Personally, I don’t care what anyone else says. In my opinion, Abbey Road is the best of all of the Beatles albums. To me, it is pure musical and lyrical genius.

“The End” was composed by Paul McCartney and credited to Lennon–McCartney. It features one of the few drum solos recorded by Ringo Starr. It was the last song recorded collectively by all four Beatles. While it was initially intended to be the final track on Abbey Road, it ended up being followed by “Her Majesty.” Still, it is the final song in the suite of songs on “side two” of the album, which consists mostly of a medley of song fragments edited together to form a single piece. “The End” starts over the end of “Carry That Weight.”

The line, “And in the end the love you take is equal to the love you make,” one of my personal favorite lines in all of rock music, was essentially the Beatles closing statement. It was the last lyric on the last album they recorded. Let It Be was the last album they released, but it was actually recorded earlier than Abbey Road. It was the end of the band and they knew it, though it wasn’t spoken. The love they collected from everybody was the same intense love that they invested in the band’s work. “The End” was the Beatles’ last message of love.

Here are the lyrics to “The End.”

Oh yeah, all right
Are you going to be in my dreams

[Drum solo]

[Guitar solos]

And in the end
The love you take
Is equal to the love
You make

Song Lyric Sunday — La Te Da

For this week’s Song Lyric Sunday, Jim Adams has given us more of a sound than a word. That sound is “la.” For the first time since I’ve been responding to the Song Lyric Sunday prompt, first when Helen Vahdati was hosting it, and since Jim took it over, I’m featuring the same artist two weeks in a row.

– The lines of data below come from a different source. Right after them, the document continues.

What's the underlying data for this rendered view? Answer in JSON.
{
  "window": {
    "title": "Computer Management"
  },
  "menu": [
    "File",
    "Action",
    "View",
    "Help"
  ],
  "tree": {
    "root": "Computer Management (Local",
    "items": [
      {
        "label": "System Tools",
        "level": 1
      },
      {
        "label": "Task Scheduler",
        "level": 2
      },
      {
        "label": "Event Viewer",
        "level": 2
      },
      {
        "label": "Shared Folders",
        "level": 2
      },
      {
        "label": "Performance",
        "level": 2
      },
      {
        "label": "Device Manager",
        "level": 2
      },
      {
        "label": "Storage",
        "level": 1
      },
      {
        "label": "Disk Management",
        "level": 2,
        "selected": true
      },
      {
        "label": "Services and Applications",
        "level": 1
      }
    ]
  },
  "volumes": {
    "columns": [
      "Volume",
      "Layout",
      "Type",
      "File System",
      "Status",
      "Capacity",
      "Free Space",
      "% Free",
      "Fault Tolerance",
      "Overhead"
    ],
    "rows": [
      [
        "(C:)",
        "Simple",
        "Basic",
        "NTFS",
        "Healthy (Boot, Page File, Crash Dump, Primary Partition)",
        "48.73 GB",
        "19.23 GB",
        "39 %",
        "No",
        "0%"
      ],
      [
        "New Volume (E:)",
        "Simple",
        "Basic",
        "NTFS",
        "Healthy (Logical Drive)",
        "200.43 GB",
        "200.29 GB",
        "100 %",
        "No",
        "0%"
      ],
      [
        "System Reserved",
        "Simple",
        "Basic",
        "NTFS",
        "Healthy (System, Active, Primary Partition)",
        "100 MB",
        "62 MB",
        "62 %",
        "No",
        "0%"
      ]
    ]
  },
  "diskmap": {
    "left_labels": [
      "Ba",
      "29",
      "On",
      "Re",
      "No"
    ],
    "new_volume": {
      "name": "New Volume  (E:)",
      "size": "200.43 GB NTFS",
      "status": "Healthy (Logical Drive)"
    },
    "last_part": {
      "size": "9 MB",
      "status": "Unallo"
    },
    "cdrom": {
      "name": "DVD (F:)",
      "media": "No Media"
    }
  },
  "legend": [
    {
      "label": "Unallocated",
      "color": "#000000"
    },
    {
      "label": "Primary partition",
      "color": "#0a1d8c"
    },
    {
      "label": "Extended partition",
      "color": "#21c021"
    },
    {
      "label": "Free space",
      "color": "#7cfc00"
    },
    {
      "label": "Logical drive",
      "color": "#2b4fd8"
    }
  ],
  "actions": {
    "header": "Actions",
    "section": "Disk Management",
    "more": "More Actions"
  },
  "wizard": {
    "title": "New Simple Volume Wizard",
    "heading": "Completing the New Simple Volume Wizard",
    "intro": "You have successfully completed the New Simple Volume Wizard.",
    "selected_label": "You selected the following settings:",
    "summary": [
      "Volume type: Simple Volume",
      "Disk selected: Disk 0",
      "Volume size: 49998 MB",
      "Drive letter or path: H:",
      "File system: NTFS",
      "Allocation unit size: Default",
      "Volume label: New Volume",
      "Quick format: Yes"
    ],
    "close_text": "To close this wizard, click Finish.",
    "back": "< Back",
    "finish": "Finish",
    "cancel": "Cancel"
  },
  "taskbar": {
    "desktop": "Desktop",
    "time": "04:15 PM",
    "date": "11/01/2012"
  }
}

Last week the theme was “crazy,” and I chose Van Morrison’s song “Crazy Love.” This week I’m choosing Van Morrison’s “Brown Eyed Girl,” not only because it’s a great song, but because “la” appears in it 66 times!

“Brown Eyed Girl” was written and performed by Van Morrison as a track on his first solo album, Blowin’ Your Mind! It was released as a single in June 1967 and spent sixteen weeks on the Billboard Hot 100 chart, peaking at number 10.

The song was originally titled “Brown-Skinned Girl,” and it was about an interracial relationship, but Morrison changed it to “Brown Eyed Girl” when he recorded it in order to make it more palatable for radio stations. Morrison remarked of the title change, “That was just a mistake. It was a kind of Jamaican song. Calypso. It just slipped my mind that I changed the title.”

Some stations banned the song anyway for the line, “Making love in the green grass.” A radio-edit of the song was released which removed the lyrics, “Making love in the green grass,” and replaced them with an overdub of “Laughin’ and a-runnin’, hey hey” from a previous verse to make it more radio-friendly.

Here are the lyrics to the song.

Hey where did we go
Days when the rains came
Down in the hollow
Playin’ a new game
Laughin’ and a-runnin’ hey, hey
Skippin’ and a-jumpin’
In the misty morning fog with
Our hearts a thumpin’ and you
My brown eyed girl
You’re my brown eyed girl

Whatever happened
To Tuesday and so slow
Going down the old mine
With a transistor radio
Standing in the sunlight laughing
Hiding behind a rainbow’s wall
Slippin’ and slidin’
All along the water fall, with you
My brown eyed girl
You’re my brown eyed girl

Do you remember when we used to sing
Sha la la la la la la la la la la te da
Just like that
Sha la la la la la la la la la la te da, la te da

So hard to find my way
Now that I’m all on my own
I saw you just the other day
My how you have grown
Cast my memory back there, Lord
Sometime I’m overcome thinking ’bout
Making love in the green grass
Behind the stadium with you
My brown eyed girl
You’re my brown eyed girl

Do you remember when we used to sing
Sha la la la la la la la la la la te da (lying in the green grass)
Sha la la la la la la la la la la te da (bit, bit, bit, bit, bit, bit)
Sha la la la la la la la la la la te da (sha la la la la la)
Sha la la la la la la la la la la te da